Whether you are 18 or 88, married, single, widowed, or divorced, with or without kids, and regardless of your socio-economic status, if you are an active LDS woman, you are in Relief Society.  Not so for the men. 

I will freely acknowledge that being a woman in the church and bringing up a question about Priesthood practices would probably subject me to some derisive comment from BY types about how it’s as unseemly as a dog walking on its hind legs or some such thing.  I admit up front that I am not an expert in these matters, but I have been a member of the church for my whole life, and have attended many different wards across the US and some outside the US.

If you are a man in the church, you are either in Elder’s Quorum or High Priests, depending on the highest office in the Priesthood bestowed.  The lessons taught are the same (the manual is also shared by the Relief Society).  If you are in the Elders’ Quorum, you are more likely to be asked to help people move, to participate in ward basketball, and to administer blessings to the sick.  If you are in the High Priests’ Group, there are social activities for the men and their wives.  Uhm, which group sounds better to you?  Basketball + moving people or dinner parties with wheezing fossils (no offense to the wheezing fossils out there)?

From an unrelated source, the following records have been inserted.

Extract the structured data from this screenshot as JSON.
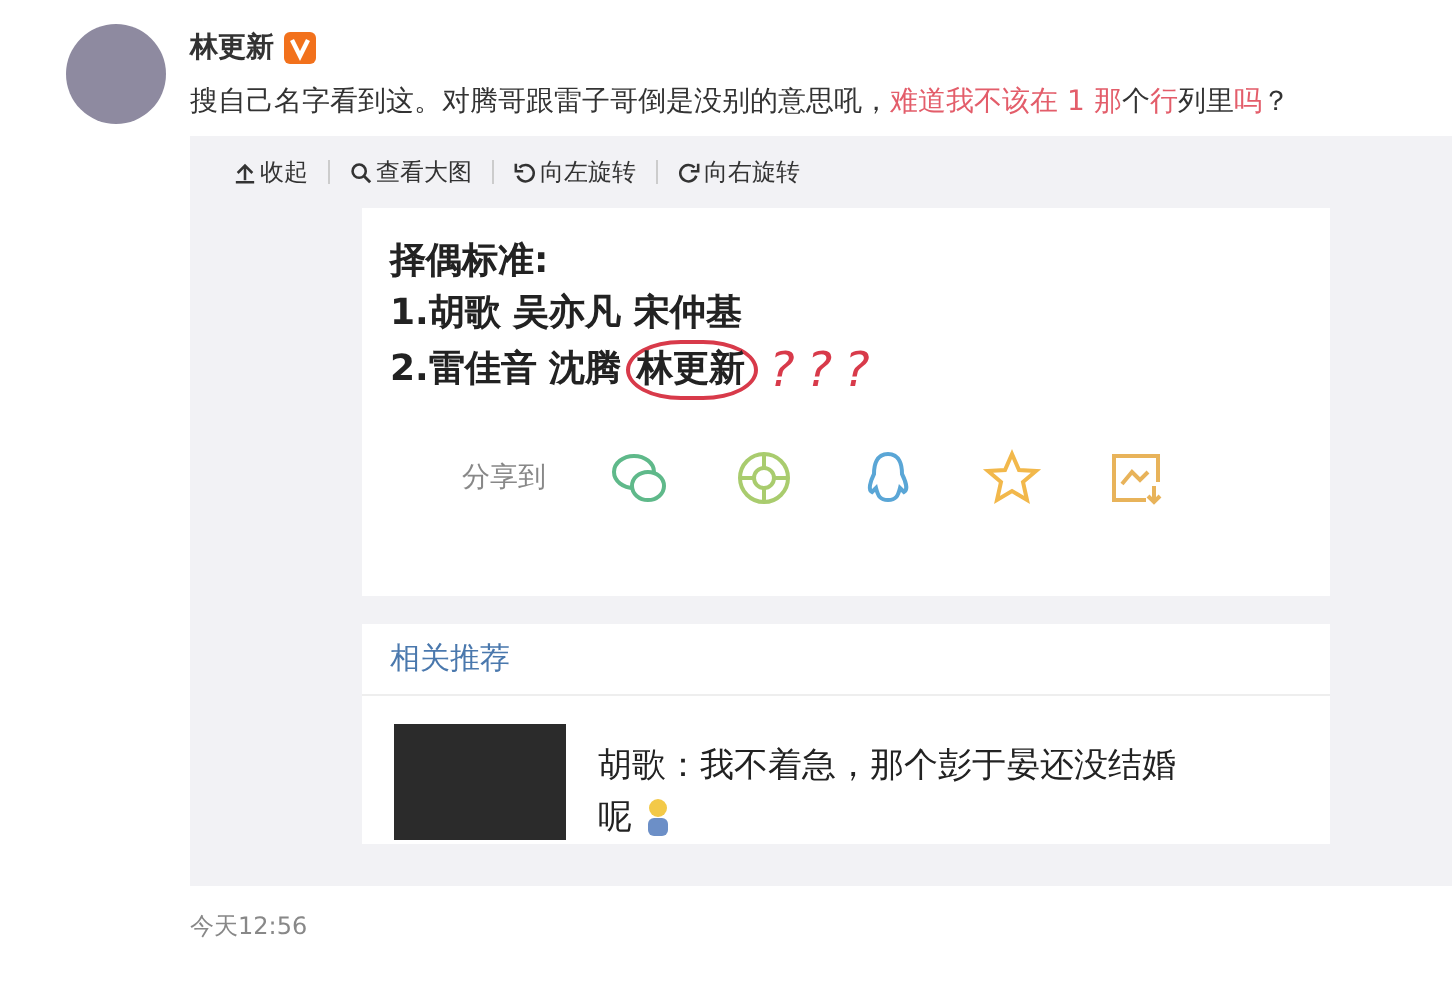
{
  "post": {
    "author": "林更新",
    "verified": true,
    "body": [
      {
        "text": "搜自己名字看到这。对腾哥跟雷子哥倒是没别的意思吼，",
        "highlighted": false
      },
      {
        "text": "难道我不该在 1 那",
        "highlighted": true
      },
      {
        "text": "个",
        "highlighted": false
      },
      {
        "text": "行",
        "highlighted": true
      },
      {
        "text": "列里",
        "highlighted": false
      },
      {
        "text": "吗",
        "highlighted": true
      },
      {
        "text": "？",
        "highlighted": false
      }
    ],
    "toolbar": [
      {
        "kind": "collapse",
        "label": "收起"
      },
      {
        "kind": "zoom",
        "label": "查看大图"
      },
      {
        "kind": "rotate-left",
        "label": "向左旋转"
      },
      {
        "kind": "rotate-right",
        "label": "向右旋转"
      }
    ],
    "image": {
      "heading": "择偶标准:",
      "lines": [
        {
          "text": "1.胡歌 吴亦凡 宋仲基"
        },
        {
          "text": "2.雷佳音 沈腾 ",
          "circled": "林更新"
        }
      ],
      "annotation": "???",
      "share_label": "分享到",
      "share_icons": [
        {
          "kind": "wechat",
          "color": "#5fb98a"
        },
        {
          "kind": "moments",
          "color": "#a9cc6e"
        },
        {
          "kind": "qq",
          "color": "#5aa6d6"
        },
        {
          "kind": "star",
          "color": "#f2b84b"
        },
        {
          "kind": "save",
          "color": "#e8b35a"
        }
      ],
      "related_title": "相关推荐",
      "related_text": [
        "胡歌：我不着急，那个彭于晏还没结婚",
        "呢"
      ]
    },
    "time": "今天12:56"
  }
}
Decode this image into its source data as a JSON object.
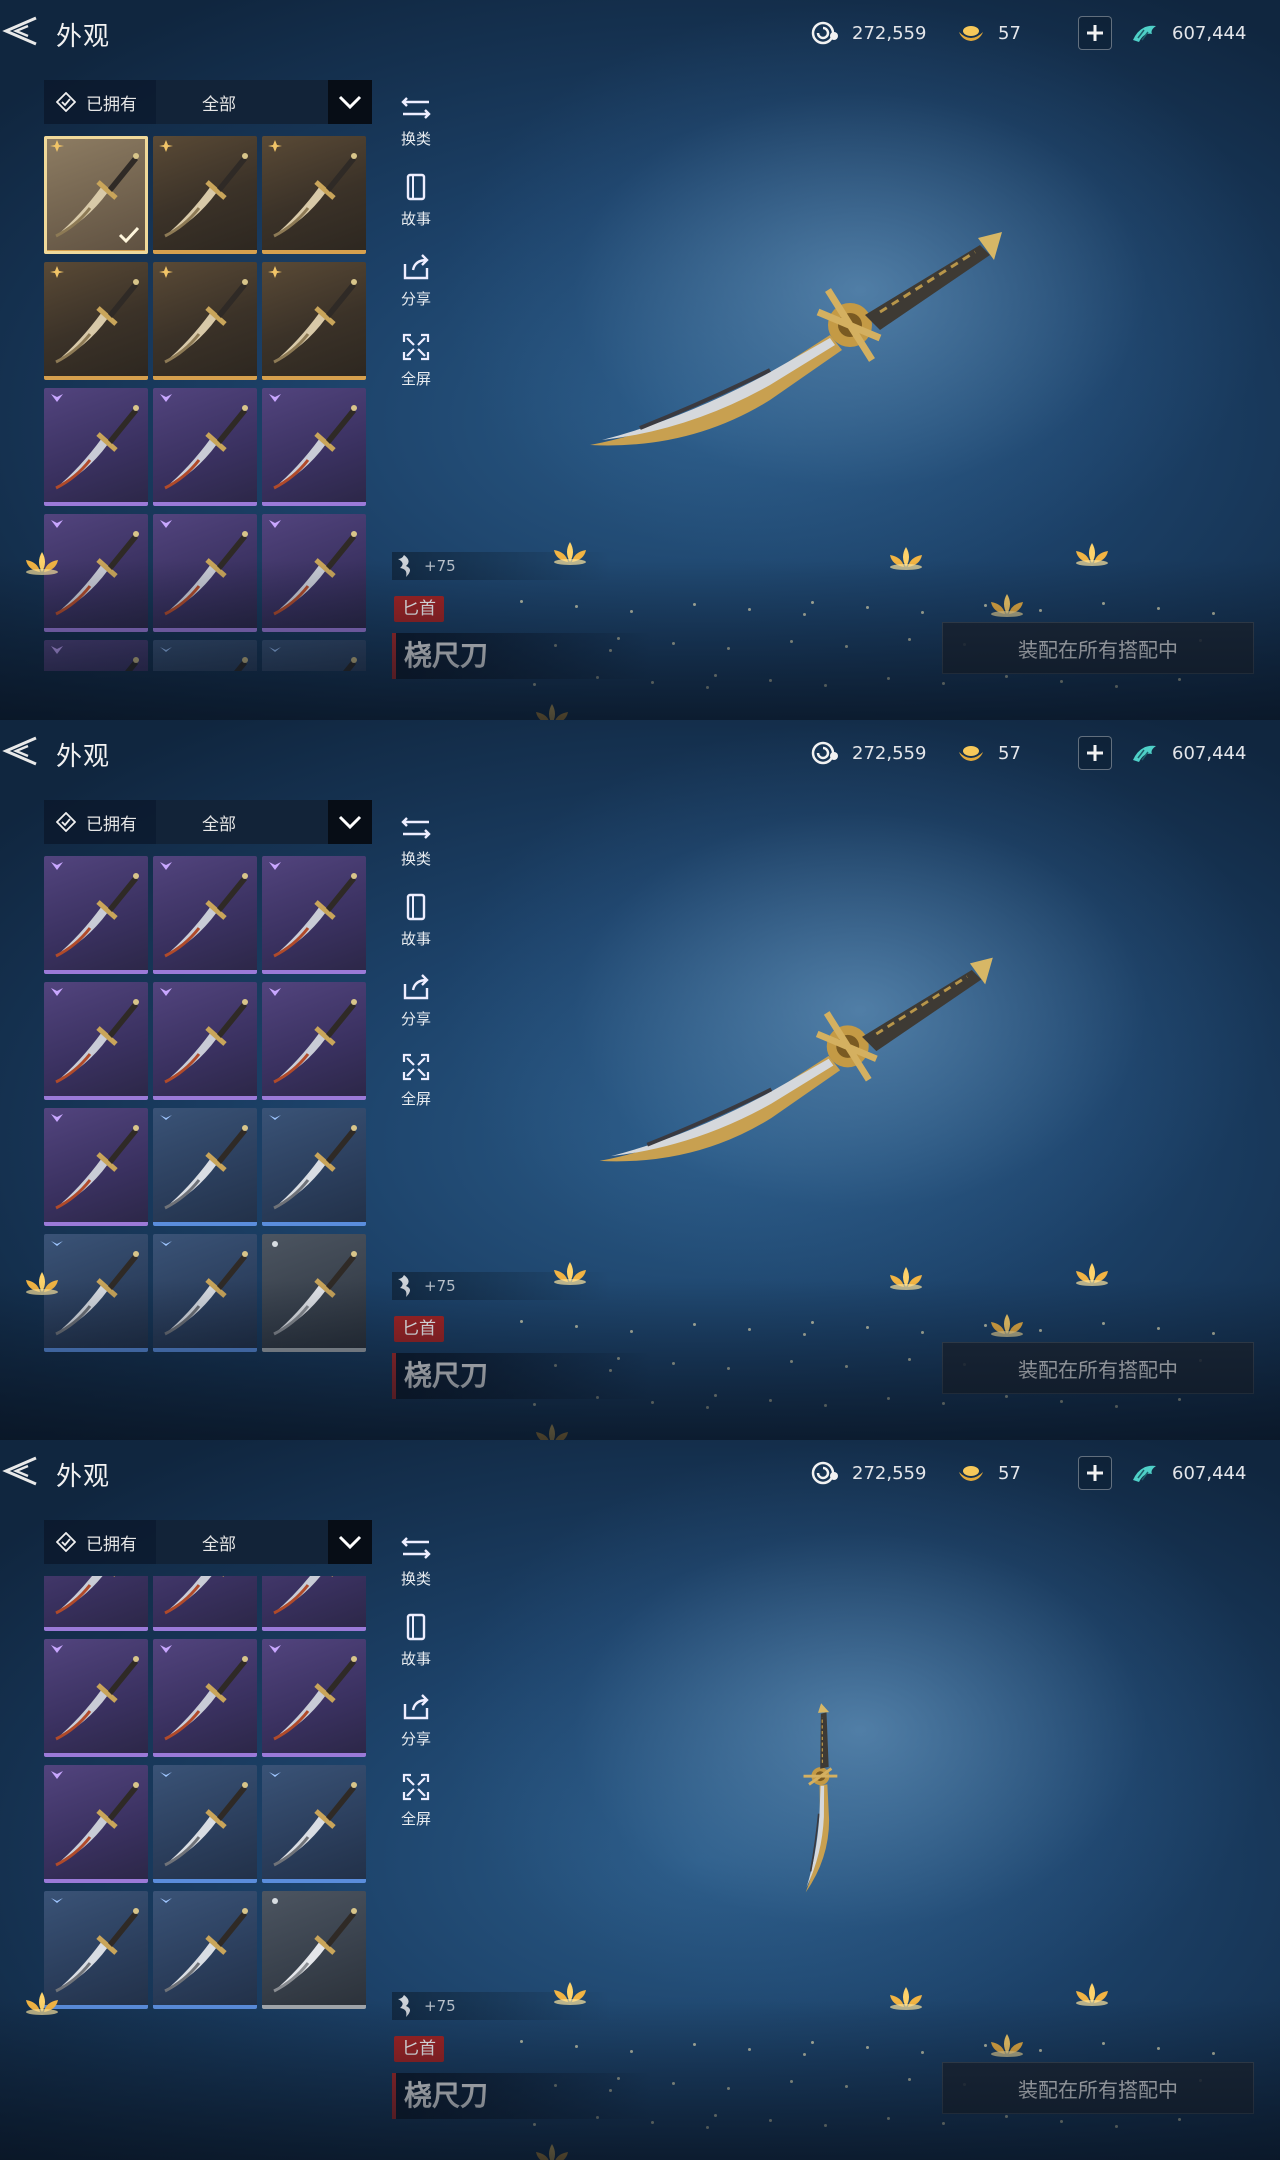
{
  "header": {
    "title": "外观",
    "currencies": [
      {
        "icon": "spiral-token-icon",
        "value": "272,559"
      },
      {
        "icon": "gold-ingot-icon",
        "value": "57"
      },
      {
        "icon": "jade-fish-icon",
        "value": "607,444"
      }
    ]
  },
  "filter": {
    "owned_label": "已拥有",
    "selected_option": "全部"
  },
  "tools": [
    {
      "icon": "swap-weapon-icon",
      "label": "换类"
    },
    {
      "icon": "story-book-icon",
      "label": "故事"
    },
    {
      "icon": "share-icon",
      "label": "分享"
    },
    {
      "icon": "fullscreen-icon",
      "label": "全屏"
    }
  ],
  "item": {
    "level": "+75",
    "type_badge": "匕首",
    "name": "桡尺刀"
  },
  "equip_button_label": "装配在所有搭配中",
  "colors": {
    "accent_red": "#a82424",
    "gold_rarity": "#d6a04e",
    "purple_rarity": "#9b7ad8",
    "blue_rarity": "#5a8ddc"
  },
  "grid_items": [
    {
      "rarity": "gold",
      "selected": true,
      "equipped": true
    },
    {
      "rarity": "gold"
    },
    {
      "rarity": "gold"
    },
    {
      "rarity": "gold"
    },
    {
      "rarity": "gold"
    },
    {
      "rarity": "gold"
    },
    {
      "rarity": "purple"
    },
    {
      "rarity": "purple"
    },
    {
      "rarity": "purple"
    },
    {
      "rarity": "purple"
    },
    {
      "rarity": "purple"
    },
    {
      "rarity": "purple"
    },
    {
      "rarity": "purple"
    },
    {
      "rarity": "blue"
    },
    {
      "rarity": "blue"
    },
    {
      "rarity": "blue"
    },
    {
      "rarity": "blue"
    },
    {
      "rarity": "grey"
    }
  ],
  "screens": [
    {
      "scroll_row": 0
    },
    {
      "scroll_row": 2
    },
    {
      "scroll_row": 2.5
    }
  ]
}
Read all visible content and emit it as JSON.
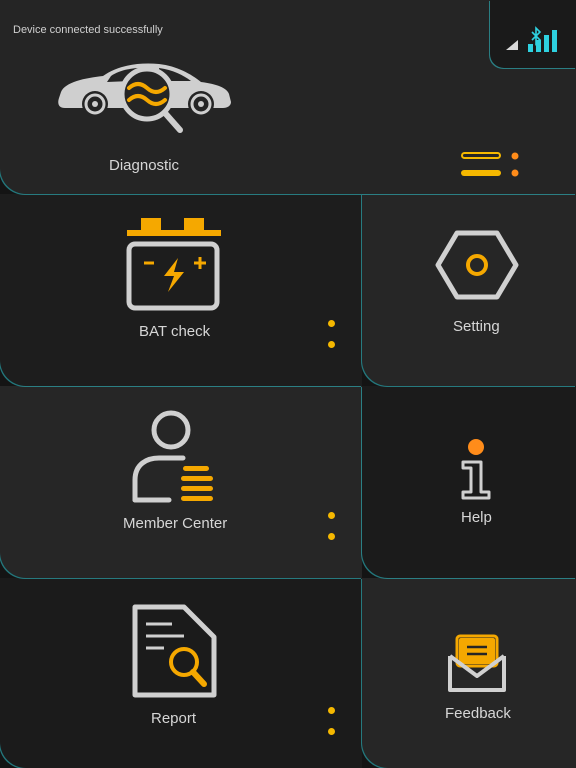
{
  "status": {
    "message": "Device connected successfully"
  },
  "tiles": {
    "diagnostic": {
      "label": "Diagnostic"
    },
    "bat_check": {
      "label": "BAT check"
    },
    "setting": {
      "label": "Setting"
    },
    "member_center": {
      "label": "Member Center"
    },
    "help": {
      "label": "Help"
    },
    "report": {
      "label": "Report"
    },
    "feedback": {
      "label": "Feedback"
    }
  },
  "colors": {
    "accent_yellow": "#f5b800",
    "accent_orange": "#ff8c1a",
    "accent_cyan": "#2ed1e0",
    "icon_gray": "#d0d0d0"
  }
}
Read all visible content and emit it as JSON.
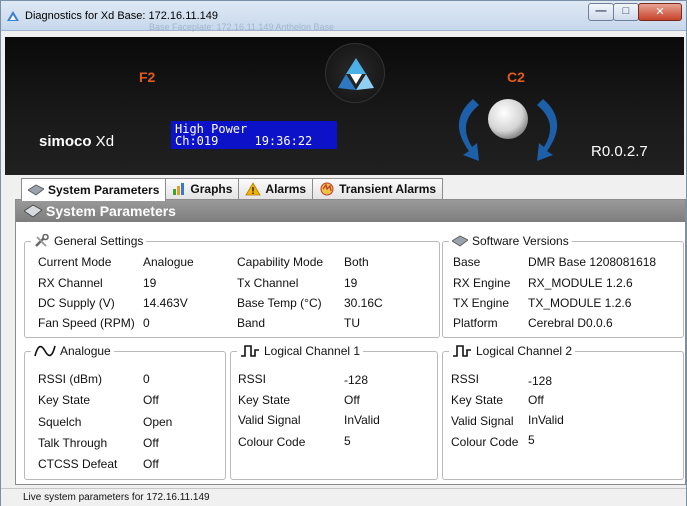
{
  "window": {
    "title": "Diagnostics for Xd Base: 172.16.11.149",
    "ghost_title": "Base Faceplate: 172.16.11.149 Anthelon Base"
  },
  "device": {
    "f_label": "F2",
    "c_label": "C2",
    "brand_first": "simoco",
    "brand_second": " Xd",
    "lcd_line1": "High Power",
    "lcd_line2_left": "Ch:019",
    "lcd_line2_right": "19:36:22",
    "version": "R0.0.2.7"
  },
  "tabs": [
    {
      "label": "System Parameters",
      "icon": "system-params-icon"
    },
    {
      "label": "Graphs",
      "icon": "graphs-icon"
    },
    {
      "label": "Alarms",
      "icon": "alarm-warning-icon"
    },
    {
      "label": "Transient Alarms",
      "icon": "transient-alarms-icon"
    }
  ],
  "panel": {
    "title": "System Parameters"
  },
  "general": {
    "legend": "General Settings",
    "left": [
      {
        "label": "Current Mode",
        "value": "Analogue"
      },
      {
        "label": "RX Channel",
        "value": "19"
      },
      {
        "label": "DC Supply (V)",
        "value": "14.463V"
      },
      {
        "label": "Fan Speed (RPM)",
        "value": "0"
      }
    ],
    "right": [
      {
        "label": "Capability Mode",
        "value": "Both"
      },
      {
        "label": "Tx Channel",
        "value": "19"
      },
      {
        "label": "Base Temp (°C)",
        "value": "30.16C"
      },
      {
        "label": "Band",
        "value": "TU"
      }
    ]
  },
  "software": {
    "legend": "Software Versions",
    "rows": [
      {
        "label": "Base",
        "value": "DMR Base 1208081618"
      },
      {
        "label": "RX Engine",
        "value": "RX_MODULE 1.2.6"
      },
      {
        "label": "TX Engine",
        "value": "TX_MODULE 1.2.6"
      },
      {
        "label": "Platform",
        "value": "Cerebral D0.0.6"
      }
    ]
  },
  "analogue": {
    "legend": "Analogue",
    "rows": [
      {
        "label": "RSSI (dBm)",
        "value": "0"
      },
      {
        "label": "Key State",
        "value": "Off"
      },
      {
        "label": "Squelch",
        "value": "Open"
      },
      {
        "label": "Talk Through",
        "value": "Off"
      },
      {
        "label": "CTCSS Defeat",
        "value": "Off"
      }
    ]
  },
  "lc1": {
    "legend": "Logical Channel 1",
    "rows": [
      {
        "label": "RSSI",
        "value": "-128"
      },
      {
        "label": "Key State",
        "value": "Off"
      },
      {
        "label": "Valid Signal",
        "value": "InValid"
      },
      {
        "label": "Colour Code",
        "value": "5"
      }
    ]
  },
  "lc2": {
    "legend": "Logical Channel 2",
    "rows": [
      {
        "label": "RSSI",
        "value": "-128"
      },
      {
        "label": "Key State",
        "value": "Off"
      },
      {
        "label": "Valid Signal",
        "value": "InValid"
      },
      {
        "label": "Colour Code",
        "value": "5"
      }
    ]
  },
  "status": {
    "text": "Live system parameters for 172.16.11.149"
  },
  "colors": {
    "accent_orange": "#e05a1a",
    "lcd_blue": "#0b12c8",
    "knob_arrow_blue": "#1d5fa8",
    "panel_header": "#8a8a8a"
  }
}
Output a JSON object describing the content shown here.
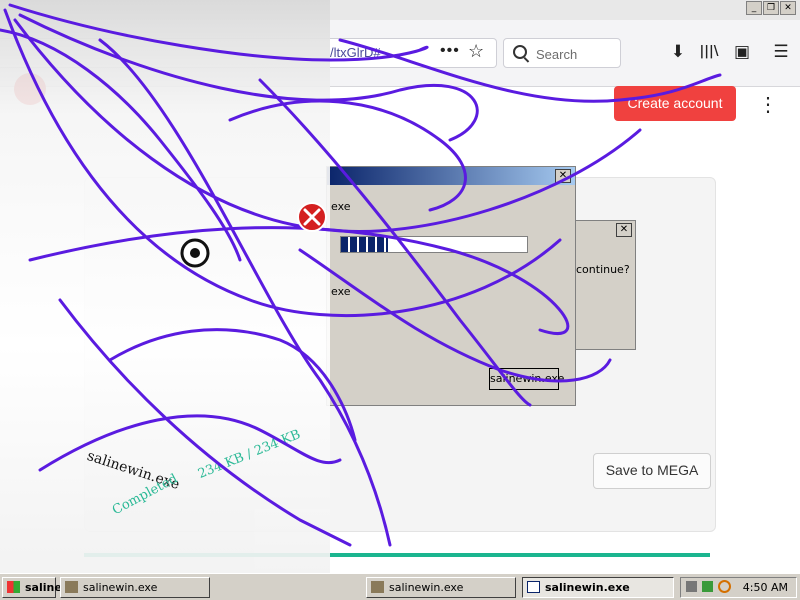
{
  "browser": {
    "url_fragment": "/ltxGlrD#",
    "search_placeholder": "Search",
    "more_glyph": "•••",
    "star_glyph": "☆",
    "download_glyph": "⬇",
    "library_glyph": "|||\\",
    "sidebar_glyph": "▣",
    "menu_glyph": "☰"
  },
  "page": {
    "create_account_label": "Create account",
    "kebab_glyph": "⋮",
    "save_to_mega_label": "Save to MEGA",
    "download_progress": 1.0,
    "accent_red": "#f0413f",
    "progress_green": "#1bb58f",
    "glitch_texts": [
      "salinewin.exe",
      "234 KB / 234 KB",
      "Completed"
    ]
  },
  "dialogs": {
    "main": {
      "close_glyph": "✕",
      "line1": "exe",
      "line2": "exe",
      "progress": 0.25,
      "button_label": "salinewin.exe"
    },
    "back": {
      "close_glyph": "✕",
      "message": "continue?"
    }
  },
  "taskbar": {
    "start_label": "saline",
    "tasks": [
      {
        "label": "salinewin.exe",
        "active": false
      },
      {
        "label": "salinewin.exe",
        "active": false
      },
      {
        "label": "salinewin.exe",
        "active": true
      }
    ],
    "clock": "4:50 AM"
  },
  "window_controls": {
    "minimize": "_",
    "restore": "❐",
    "close": "✕"
  }
}
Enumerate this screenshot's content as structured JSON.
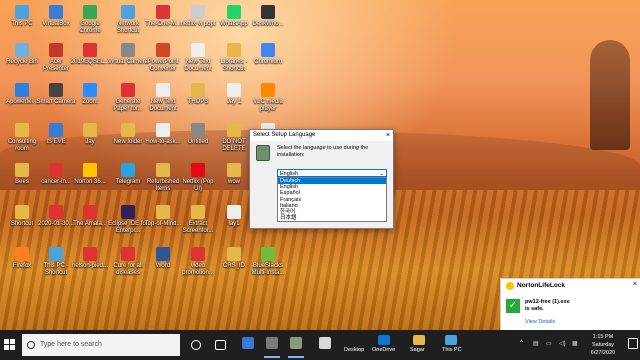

Officially, an active LDS man remains an Elder until he is in a calling (such as a bishop or stake leadership calling) that requires him to become a High Priest.  However, there are a few exceptions (that I’ve seen in various wards) that can result in someone being moved from the Elder’s Quorum into the High Priest’s Group without having been in a “High Priest” required calling:

  1. Age.  If a man in good standing is over the age of 50 (or lower for some wards), he may be either 1) invited to attend HPG based on age, despite priesthood level, or 2) ordained to the office of a High Priest to move him into the older group officially.
    • This seems a little arbitrary and could lead to hurt feelings or feeling disenfranchized for men who are older but haven’t been ordained as High Priests.
    • **In some wards, a very young HP will unofficially join the EQ based on age.
  2. Organization.  If a ward has too few High Priests to fill all the roles associated with the High Priests’ Group, additional Elders may be ordained to fill these roles.
    • If a ward is too small or has too few to fill one of the two quorums, why not just collapse into one Priesthood Quorum?  This feels like ordaining people to justify unnecessary callings.  Aren’t there any programs to hand out or Primary classes to substitute for?  Is this problematic because the HPG is actually led by the Stake President but the Elder’s Quorum has a ward level leader?
  3. Discretionary Ordinations.  It is not required for some callings, like Executive Secretary, to be ordained High Priests, but local leadership may (at their discretion) decide to ordain someone to the office of High Priest in this or similar roles.
    • Not a big deal I suppose, but it seems pretty arbitrary.  At least it is restricted to a handful of borderline justifiable positions and is less likely to create bad feelings as a result.

Given that Relief Society is done differently, I have often wondered a few things:

  • Why is this forced hierarchy necessary?  Doesn’t it bring out the worst in people (envy, pride, competition, and favoritism) where charity should rule the day?
  • Do men NEED to feel that they have a goal (aging up into a different class) in order to feel that they are engaged and participating in the church?  Is there some legitimate reason the Elders and High Priests can’t meet together weekly?
  • Why aren’t the quorums just combined when the group sizes are extremely lopsided? In our ward, there are only a handful of active Elders, but even so, the HP group does not want to combine with them for Sunday meetings. Is this how it happens in most wards?